Clutch is back with a new album, unleashing Psychic Warfare on their legions of fans. They remain consistent, churning out a steady stream of rowdy rock and roll with a touch of blues while a deranged lead singer drops curious vocals with a nifty combo of grit and style. Clutch will never be as heavy as they once were, but this record is a bit more aggressive and a bit less somber than some of their groovier releases. There's some serious bravado on display here, and it cannot be denied that Psychic Warfare offers listeners a thumping good time with an emphasis on excess. Yet it still emerges as a far cry from Elephant Riders or the band's glorious self-titled album, so it's hard to review this one without penalizing Clutch for being so damn awesome once upon a when. Is new Clutch that much different from old Clutch? Well, while the band has always remained true to themselves, they have certainly grown over time. As musicians, these guys are truly top-notch, and they are better at what they do now then they were back then. However, there was something damn near primal about those unruly days when the sound was a bit more raw and everyone was a bit angrier (and the lyrics were a bit sillier) that has proven difficult to replace.

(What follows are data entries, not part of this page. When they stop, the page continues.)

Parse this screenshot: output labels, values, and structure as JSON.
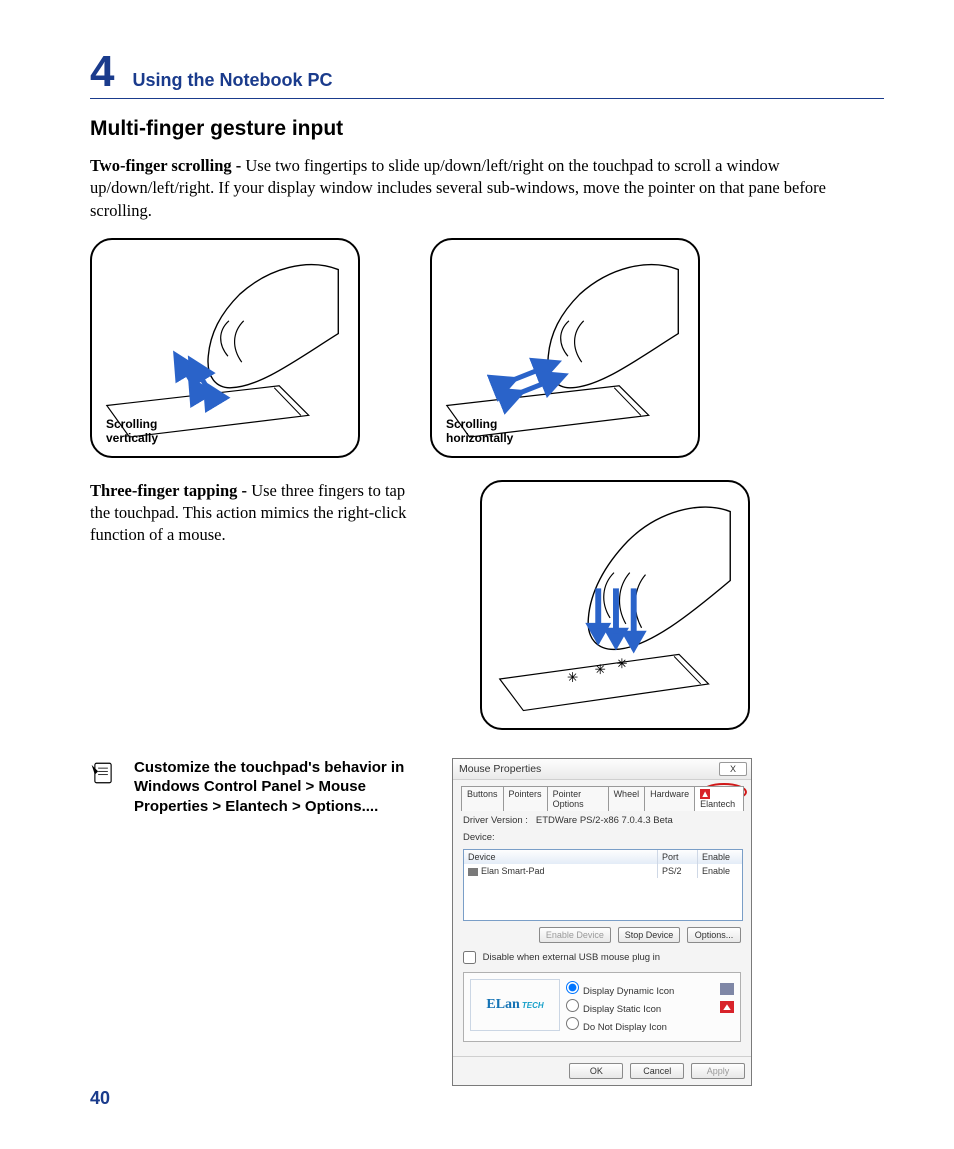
{
  "chapter": {
    "number": "4",
    "title": "Using the Notebook PC"
  },
  "section_title": "Multi-finger gesture input",
  "two_finger": {
    "label": "Two-finger scrolling - ",
    "text": "Use two fingertips to slide up/down/left/right on the touchpad to scroll a window up/down/left/right. If your display window includes several sub-windows, move the pointer on that pane before scrolling."
  },
  "fig1_caption_l1": "Scrolling",
  "fig1_caption_l2": "vertically",
  "fig2_caption_l1": "Scrolling",
  "fig2_caption_l2": "horizontally",
  "three_finger": {
    "label": "Three-finger tapping - ",
    "text": "Use three fingers to tap the touchpad. This action mimics the right-click function of a mouse."
  },
  "note_text": "Customize the touchpad's behavior in Windows Control Panel > Mouse Properties > Elantech > Options....",
  "dialog": {
    "title": "Mouse Properties",
    "close": "X",
    "tabs": [
      "Buttons",
      "Pointers",
      "Pointer Options",
      "Wheel",
      "Hardware",
      "Elantech"
    ],
    "driver_label": "Driver Version :",
    "driver_value": "ETDWare PS/2-x86 7.0.4.3 Beta",
    "device_label": "Device:",
    "cols": {
      "device": "Device",
      "port": "Port",
      "enable": "Enable"
    },
    "row": {
      "device": "Elan Smart-Pad",
      "port": "PS/2",
      "enable": "Enable"
    },
    "btn_enable": "Enable Device",
    "btn_stop": "Stop Device",
    "btn_options": "Options...",
    "chk_label": "Disable when external USB mouse plug in",
    "radio_dynamic": "Display Dynamic Icon",
    "radio_static": "Display Static Icon",
    "radio_none": "Do Not Display Icon",
    "logo_main": "ELan",
    "logo_sub": "TECH",
    "ok": "OK",
    "cancel": "Cancel",
    "apply": "Apply"
  },
  "page_number": "40"
}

Having said all that, this is probably my favorite album that Clutch has released since Elephant Riders and it is a real kick in the pants. I love "X-Ray Visions," "Firebirds," and the semi-operatic "Son of Virginia," and there isn't a song on Psychic Warfare that doesn't work. It's a quality recording that is worthy of the band's legacy even if it is a bit overshadowed by those monumental releases that still define these unique rockers from Maryland.
Final Grade: B
|Clutch is back with another rad record. unleashing Psychic Warfare on eager listeners.|